◆ INSTRUCTIONS FOR THE TASK ◆
Collect all lines below with the string "Offset".

===== RECORD EXCERPTS =====

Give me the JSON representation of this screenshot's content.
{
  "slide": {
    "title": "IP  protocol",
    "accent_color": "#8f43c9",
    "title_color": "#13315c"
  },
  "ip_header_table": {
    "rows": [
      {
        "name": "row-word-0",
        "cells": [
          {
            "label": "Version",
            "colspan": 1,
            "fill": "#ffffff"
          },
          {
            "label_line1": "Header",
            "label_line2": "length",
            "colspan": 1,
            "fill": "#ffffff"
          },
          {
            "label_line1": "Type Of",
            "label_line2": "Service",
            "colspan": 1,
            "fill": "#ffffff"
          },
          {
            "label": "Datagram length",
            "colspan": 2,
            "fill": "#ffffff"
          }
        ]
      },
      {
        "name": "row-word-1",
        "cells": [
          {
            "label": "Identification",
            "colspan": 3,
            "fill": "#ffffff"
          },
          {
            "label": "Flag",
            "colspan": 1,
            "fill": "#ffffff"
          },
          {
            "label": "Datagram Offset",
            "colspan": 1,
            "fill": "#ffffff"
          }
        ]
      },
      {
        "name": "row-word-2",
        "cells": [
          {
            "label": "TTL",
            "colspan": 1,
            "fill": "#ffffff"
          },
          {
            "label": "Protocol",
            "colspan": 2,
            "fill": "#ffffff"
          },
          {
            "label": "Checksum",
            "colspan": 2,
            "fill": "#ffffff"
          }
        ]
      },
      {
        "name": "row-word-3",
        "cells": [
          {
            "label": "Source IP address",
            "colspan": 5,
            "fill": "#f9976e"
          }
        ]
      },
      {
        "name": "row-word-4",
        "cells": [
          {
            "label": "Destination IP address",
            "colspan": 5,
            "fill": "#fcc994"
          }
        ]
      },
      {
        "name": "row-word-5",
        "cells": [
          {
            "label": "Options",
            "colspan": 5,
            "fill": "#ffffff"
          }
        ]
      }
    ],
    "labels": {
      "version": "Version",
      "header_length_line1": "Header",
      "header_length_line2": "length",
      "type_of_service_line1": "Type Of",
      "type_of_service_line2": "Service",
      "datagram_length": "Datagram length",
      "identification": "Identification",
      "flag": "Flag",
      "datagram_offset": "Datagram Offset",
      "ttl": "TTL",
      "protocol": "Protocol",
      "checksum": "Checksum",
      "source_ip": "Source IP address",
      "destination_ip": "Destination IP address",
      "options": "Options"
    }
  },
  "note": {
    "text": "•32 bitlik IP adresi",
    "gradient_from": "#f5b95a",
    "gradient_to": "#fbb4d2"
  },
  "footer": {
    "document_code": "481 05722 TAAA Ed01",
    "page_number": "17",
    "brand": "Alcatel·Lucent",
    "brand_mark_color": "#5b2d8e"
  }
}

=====

◆ WORKED SOLUTION ◆
            "label": "Datagram Offset",
      "datagram_offset": "Datagram Offset",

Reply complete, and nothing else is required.